D. Negative of Y-scale (meters per pixel in the Y direction)
E. UTM Easting Coordinate of the center of the upper left pixel of the scanned image
F. UTM Northing Coordinate of the center of the upper left pixel of the scanned image

That is, the "jpgw" text file for the example would look like this:


The trick is to get the values for A, D, E and F.

As implied in Step 4, E and F can be found with programs like Global Mapper or USAPhotoMaps that provide a readout of UTM coordinates as you move the cursor across the screen. While viewing geospatial data with such a program, observe the UTM coordinates of the landmark used for the NW corner of the scanned image. Enter the values for E and F in your table. Here's a screenshot from USAPhotoMaps showing how to get UTM coordinates:

There is a formula to estimate the values of A and D based on the dpi of your scan and the scale of the parent photo you scanned. I've had better success, though, by importing the scanned photo into Map Maker Gratis and getting the scale factor from that program. Gratis has a bitmap utility to calibrate a scan.

Use the "single point + known distance" procedure on the photo marks (or on the ruler you included in the scan) made in Step 1:

a) Open the scanned photo with the Map Maker menu choice shown above

b) Pan the photo to find the first marked reference point from Step 1

c) Right-click the first point to start the calibration

d) Place a cross-hair on the first point and click it

e) Pan to the second reference point from Step 1; point and click it

f) Enter the distance in meters between the two points in the dialog box that opens (if the two points you chose are exactly one mile apart, enter 1,609.344 meters).

Map Maker Gratis then gives you an option to save a separate world text file for the image or to use a proprietary registration method. For this procedure, choose the world file option. Map Maker creates a text file with a "jpw" (not "jpgw') extension.

Open the "jpw" text file that Gratis makes with Notepad or other text editor and observe the values it uses for the A and D pixel scale factor. Copy those values into your own "jpgw" text file table that has the UTM coordinates for the origin (E and F).

Of course, if you intend only to use the scanned photo in Map Maker, the registration file it creates will be adequate. With it, Map Maker will calculate reasonably accurate areas and distances on the scanned photo. The world file with the UTM coordinates, however, can also be used with other geospatial data (but remember to enter the correct UTM Zone number if needed).

Use these procedures at your own risk. They will only approximate a world file registration for a scanned image. Precision image registration is much more complex, requiring rectification of the image.


*** Back to 2D Maps for Resource Management ***
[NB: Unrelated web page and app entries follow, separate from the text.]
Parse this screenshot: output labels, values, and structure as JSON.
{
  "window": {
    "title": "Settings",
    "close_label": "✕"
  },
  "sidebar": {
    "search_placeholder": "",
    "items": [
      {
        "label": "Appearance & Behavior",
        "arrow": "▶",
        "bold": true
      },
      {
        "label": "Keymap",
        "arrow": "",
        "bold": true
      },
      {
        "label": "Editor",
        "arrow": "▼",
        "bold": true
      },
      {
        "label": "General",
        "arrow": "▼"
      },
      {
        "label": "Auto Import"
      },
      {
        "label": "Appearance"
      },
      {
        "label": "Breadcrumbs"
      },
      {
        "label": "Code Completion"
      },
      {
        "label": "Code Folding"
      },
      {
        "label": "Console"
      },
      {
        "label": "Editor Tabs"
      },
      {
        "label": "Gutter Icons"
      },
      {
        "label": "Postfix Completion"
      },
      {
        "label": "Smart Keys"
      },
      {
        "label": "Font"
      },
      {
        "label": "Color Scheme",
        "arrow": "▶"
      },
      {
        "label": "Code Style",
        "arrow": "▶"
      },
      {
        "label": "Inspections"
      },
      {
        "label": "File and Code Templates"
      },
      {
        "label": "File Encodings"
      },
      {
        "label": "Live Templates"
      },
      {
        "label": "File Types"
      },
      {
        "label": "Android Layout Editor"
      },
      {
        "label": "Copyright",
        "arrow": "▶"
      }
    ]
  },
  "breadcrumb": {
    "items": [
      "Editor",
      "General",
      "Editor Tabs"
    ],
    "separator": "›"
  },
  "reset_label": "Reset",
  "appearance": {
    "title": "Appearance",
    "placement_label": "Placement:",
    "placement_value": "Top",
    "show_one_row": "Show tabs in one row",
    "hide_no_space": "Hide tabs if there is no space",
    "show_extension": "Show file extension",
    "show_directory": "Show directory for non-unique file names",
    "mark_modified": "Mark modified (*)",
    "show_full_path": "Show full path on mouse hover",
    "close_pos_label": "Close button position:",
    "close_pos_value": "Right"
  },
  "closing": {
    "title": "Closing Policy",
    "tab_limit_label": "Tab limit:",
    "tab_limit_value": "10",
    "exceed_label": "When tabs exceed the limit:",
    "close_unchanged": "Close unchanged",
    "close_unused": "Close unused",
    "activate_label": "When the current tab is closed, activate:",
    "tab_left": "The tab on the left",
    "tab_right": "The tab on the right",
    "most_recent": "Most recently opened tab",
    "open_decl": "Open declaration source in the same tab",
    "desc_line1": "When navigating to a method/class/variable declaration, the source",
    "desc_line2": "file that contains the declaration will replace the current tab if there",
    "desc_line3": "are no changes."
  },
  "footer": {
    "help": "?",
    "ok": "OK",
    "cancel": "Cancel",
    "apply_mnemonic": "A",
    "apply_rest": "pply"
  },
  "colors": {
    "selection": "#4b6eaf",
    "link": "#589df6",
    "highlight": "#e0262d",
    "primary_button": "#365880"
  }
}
School of Environmental and Forest Sciences
USDA Forest Service State & Private Forestry
WSU Cooperative Extension
The Rural Technology Home Page is provided by the College of Forest Resources. For more information, please contact the Rural Technology Initiative, University of Washington Box 352100 Seattle, WA 98195, (206) 543-0827. © 2000-2004, University of Washington, Rural Technology Initiative, including all photographs and images unless otherwise noted. To view the privacy policy, click here.
Last Updated 10/13/2022 12:33:47 PM